Call to Action!
Check if your voter registration is valid
or register by following the guidelines on votetexas.gov/register-to-vote/
the Grace Faith Votes Team
Contact your Precinct Chair and volunteer to help activate your neighbors.
To find your voting precinct and chairperson, look at your Voter Registration card “Prec. No.” Next, visit your County website and enter the number: - Montgomery County: mcrptx.org/precinct-chairs - Harris County: harriscountygop.com/2018_search_precinct_chair
Become a Heritage Action Sentinel
to keep up with current events in D.C. and hold congressmen accountable at heritageaction.com/about-sentinel
to help one or more candidates on the November ballot.

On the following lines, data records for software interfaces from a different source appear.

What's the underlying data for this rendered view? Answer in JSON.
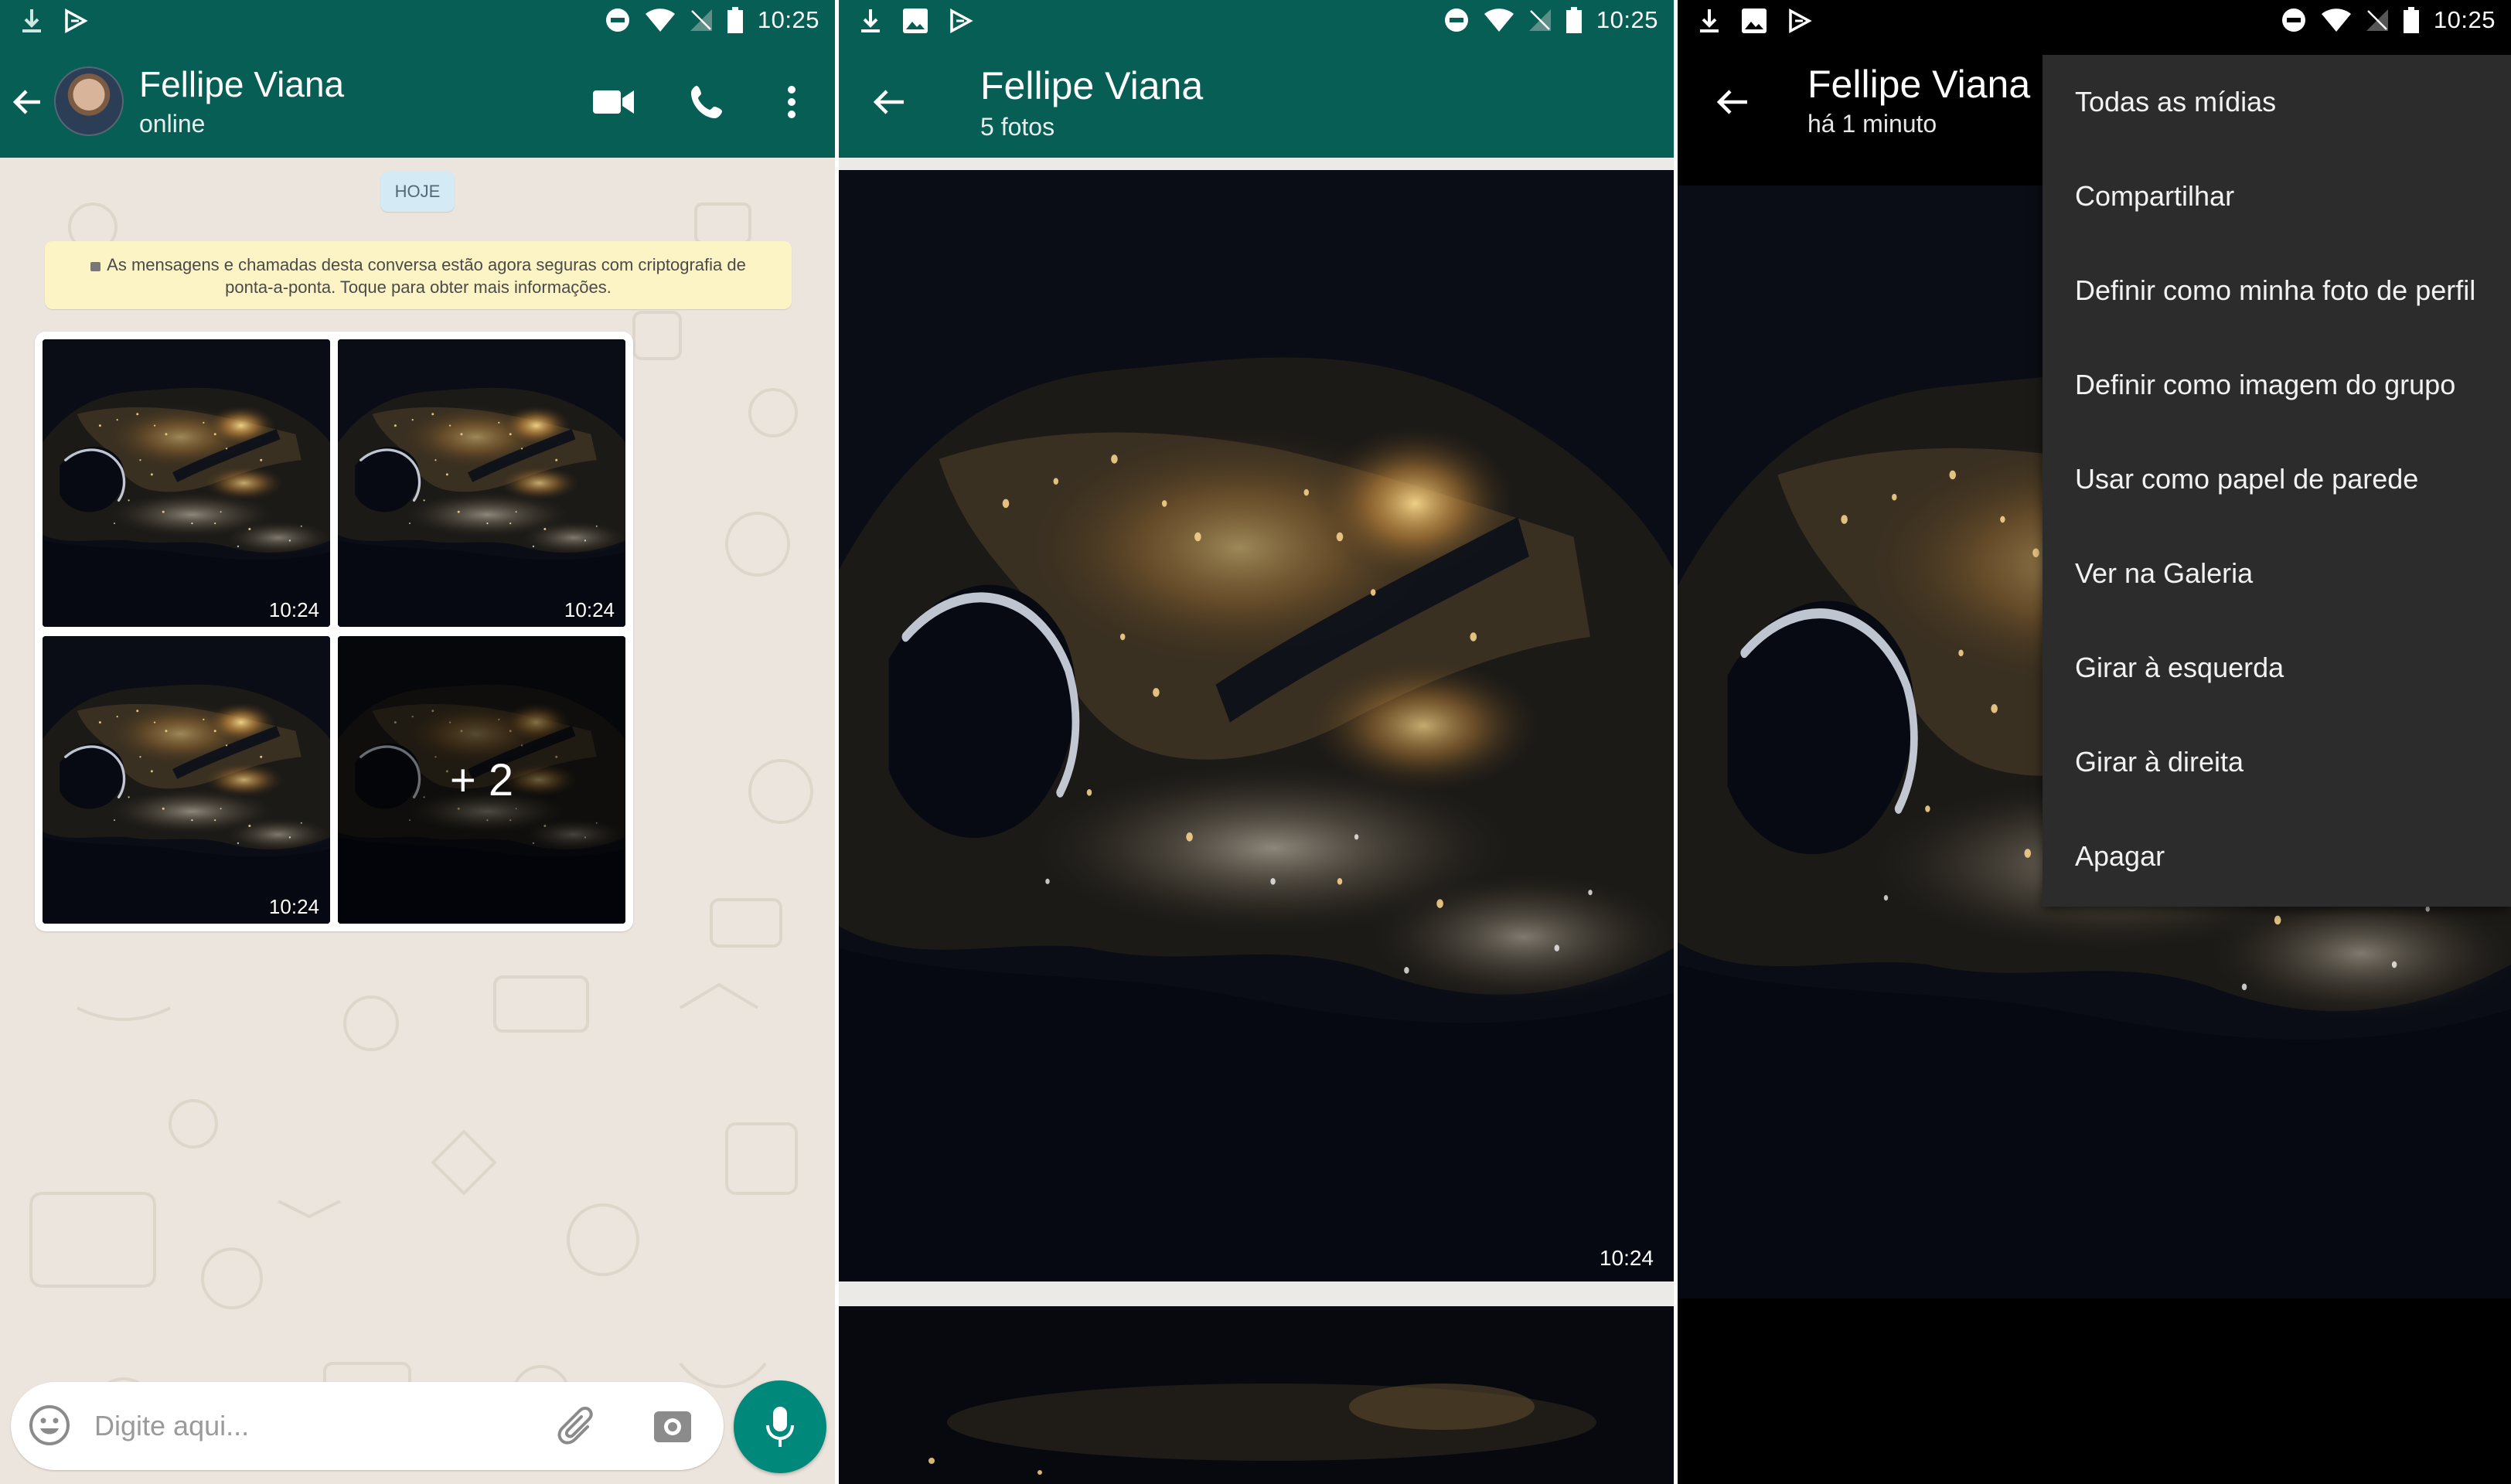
{
  "status_bar": {
    "time": "10:25"
  },
  "chat": {
    "contact_name": "Fellipe Viana",
    "contact_status": "online",
    "date_chip": "HOJE",
    "encryption_notice": "As mensagens e chamadas desta conversa estão agora seguras com criptografia de ponta-a-ponta. Toque para obter mais informações.",
    "album": {
      "photos": [
        {
          "time": "10:24"
        },
        {
          "time": "10:24"
        },
        {
          "time": "10:24"
        },
        {
          "more_label": "+ 2"
        }
      ]
    },
    "composer": {
      "placeholder": "Digite aqui..."
    },
    "icons": {
      "back": "arrow-left-icon",
      "video": "videocam-icon",
      "call": "phone-icon",
      "menu": "more-vert-icon",
      "emoji": "emoji-icon",
      "attach": "paperclip-icon",
      "camera": "camera-icon",
      "mic": "mic-icon"
    }
  },
  "media_list": {
    "title": "Fellipe Viana",
    "subtitle": "5 fotos",
    "photo_time": "10:24"
  },
  "photo_viewer": {
    "title": "Fellipe Viana",
    "subtitle": "há 1 minuto",
    "menu": [
      "Todas as mídias",
      "Compartilhar",
      "Definir como minha foto de perfil",
      "Definir como imagem do grupo",
      "Usar como papel de parede",
      "Ver na Galeria",
      "Girar à esquerda",
      "Girar à direita",
      "Apagar"
    ]
  },
  "colors": {
    "whatsapp_header": "#075e54",
    "whatsapp_accent": "#00897b",
    "chat_background": "#ece5dd",
    "encryption_bg": "#fdf4c5",
    "menu_bg": "#2c2c2c"
  }
}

Contact Emily Tang to join the metro-Houston Texas GOP team (214) 762-2668 or firstname.lastname@example.org
Check out Texas Values (txvalues.org) and Empower Texans (empowertexans.com)
to be well informed on events and issues impacting Texans.
Voice your opinion and keep elected officials accountable
U.S. Senate website: senate.gov/senators/contact - U.S. House website: house.gov/representatives - To contact elected officials at all levels: usa.gov/elected-officials/
Check out 2 Busy 2 Vote
Set Yourself Free to Vote Biblical Values written by Cathie and Joe Locetta: For additional tips, resources, historical perspective, and views about the risks of not voting biblical values in 2020 visit 2busy2vote.us
2020 Important Dates for Voting
November 3, 2020 General Election
October 5th - Last day citizens may register to vote in November 3 general election.
October 13th - First day of early voting by personal appearance for November 3 general election.
October 30th - Last day of early voting by personal appearance for November 3 general election.
November 3rd - General election day
Voter Registration Information: http://www.votetexas.gov/register-to-vote/
Harris County Voting Locations and Sample Ballots: http://www.harrisvotes.com/
Montgomery County Voting and Sample Ballots: http://legacy.mctx.org/election/
Unlike Ancient Rome, Americans are blessed to have a government, as Lincoln put it, “of the people, by the people, and for the people.” Our form of government requires our participation. Christian Citizens can “give to Caesar” by praying for our officials, paying taxes, engaging government policy, speaking out on moral and social issues, holding public office, and voting.
Voting is a simple act with a significant impact. When we vote, we help determine who will lead our nation, make our laws, and protect our freedoms. Voting is a right, a privilege, and a freedom that millions in other parts of the world can only dream about.
Yet, many Americans choose not to vote. According the U.S. Census Bureau, nearly 30% of the voting age population is not registered to vote. That translates to over 55 million Americans! What’s worse is that less that half of the registered actually vote in a given election!
More sobering news: Many who profess to be Christians fail to consider their Biblical values when voting, often choosing candidates whose positions are at odds with their own beliefs, convictions, and values. A study by the Pew Forum on Religion and Public Life shows that nearly two-thirds of Americans say their faith has little to do with their voting decision.
Imagine the impact Christians could have on the direction of our government, the character of it’s leadership, and the moral health of our nation if we simply applied Biblical principles to every aspect of our lives, including our role as citizens in this constitutional republic.
Voter Registration and Information Resources:
The religious leaders were trying to trap Jesus on the issue of paying taxes, but Jesus turned the tables on them (Matthew 22:15-20). He asked them for a coin, and then asked whose portrait and inscription was stamped on it. They replied: “Caesar’s.” Jesus responded: “Give to Caesar what is Caesar’s and to God what is God’s” (v. 21). His point: The duty of Christians is to be good citizens of both the kingdom of God and our nation.
“As Christians, our approach to all areas of our lives should be shaped by our belief in the transcendent and all encompassing application of Scripture. This include our understanding of the source, purpose, and function of civil government. If we do not think like Christians (a major problem today according to analyst George P. Barna) we will not act or vote like Christians. A solid grounding in Biblical worldview lays the only proper foundation for civic involvement.”